Here’s an example. Seeing likes from people you follow is fun and interesting…the serendipity and relevance factors are high.1 The “Likes from Friends” Smart Account would post tweets that your friends have liked recently and you could set how many you wanted to see each day.

More examples:

- In Case You Missed It. Just like the current feature, except you can follow/unfollow and control the frequency.

- Trends. An account that posts tweets related to trending stories…or maybe it just alerts you that “Mario Kart” is trending. You can see global trends, location-based, or tailored just for you.

- Threads. See X number of the most popular threads posted in my extended network each day.

- Who to Follow. Every day (or X number of times/day), this account would suggest an account to follow.

- Moments. I never ever go to the Moments tab but I would definitely follow an account that periodically tweeted out the five best Moments from my extended network each day.

- Promoted Tweets. This is a Smart Account everyone would have to follow. But maybe you could pay a subscription fee to be able to unfollow?

I would pretty much follow all of those accounts in some way…and they’re just the tip of the iceberg. Twitter has all kinds of interest data that you could slice up in interesting ways and feed back into the system. A “Longreads” account that tweets out a long magazine or newspaper article that’s bubbling up in your network each day before your commute home? A “Book Stack” account that recommends books that people in your network have tweeted about recently. A “Smart Smart Accounts” account that recommends new Smart Accounts to follow (*Inception Horn*). A “Random Follow” account that automagically follows a different recommended account each day…then unfollows them and follows a new account the next day. Likes from My Friends’ Friends. Trending Videos. Meme Factory. Check Out My Soundcloud. So many possibilities.

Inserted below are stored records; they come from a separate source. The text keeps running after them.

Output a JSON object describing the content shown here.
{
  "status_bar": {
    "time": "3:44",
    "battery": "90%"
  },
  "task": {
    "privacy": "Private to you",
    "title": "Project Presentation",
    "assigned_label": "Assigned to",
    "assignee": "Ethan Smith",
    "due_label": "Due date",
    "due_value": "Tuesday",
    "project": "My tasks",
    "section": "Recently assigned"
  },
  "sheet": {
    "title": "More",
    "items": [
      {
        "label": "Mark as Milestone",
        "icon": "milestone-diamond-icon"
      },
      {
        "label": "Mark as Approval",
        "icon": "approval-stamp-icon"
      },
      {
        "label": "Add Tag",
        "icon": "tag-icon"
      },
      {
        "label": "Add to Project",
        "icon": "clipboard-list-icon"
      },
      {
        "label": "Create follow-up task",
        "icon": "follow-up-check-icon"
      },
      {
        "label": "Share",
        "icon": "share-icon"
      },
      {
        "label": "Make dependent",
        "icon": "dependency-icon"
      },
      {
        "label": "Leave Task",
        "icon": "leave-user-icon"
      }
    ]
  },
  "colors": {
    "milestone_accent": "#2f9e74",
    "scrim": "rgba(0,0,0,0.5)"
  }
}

Twitter wouldn’t want these accounts to get lost in the shuffle — they need to keep that engagement high — so maybe they’d have special status in the app somewhere: a tab that replaces Moments and they’re listed first on the Following page? Perhaps a few Smart Accounts are turned on by default when you make a new account. Maybe users could pin the tweets from select Smart Accounts to the tops of their timelines (much like Twitter was forcing on people with the algorithmic timeline).

But the point of all this is that Twitter would have a way to deliver new & engaging features powered by their algorithmic special sauce to their users in a very familiar and simple way without always mucking up people’s expectations: by simply clicking the follow button.

  1. I mean, besides banning Nazis.

  2. I should know, I ran a beloved service called Stellar for a few years where people could follow each others likes. Many people miss it and I really do too. In fact, the whole Smart Accounts idea came from Stellar. There were “house” accounts you could follow that fed interesting posts and links back into the system. It kept things simple — every feature is just a followable account — but also gave everyone controlled access to different interesting parts of the data set, increasing the level of serendipity. If I’d had the time and the money and a more stable Twitter API, Stellar would have been very Smart Accounts-driven. And it would have been fucking amazing. (Can you tell how much I like this idea?!)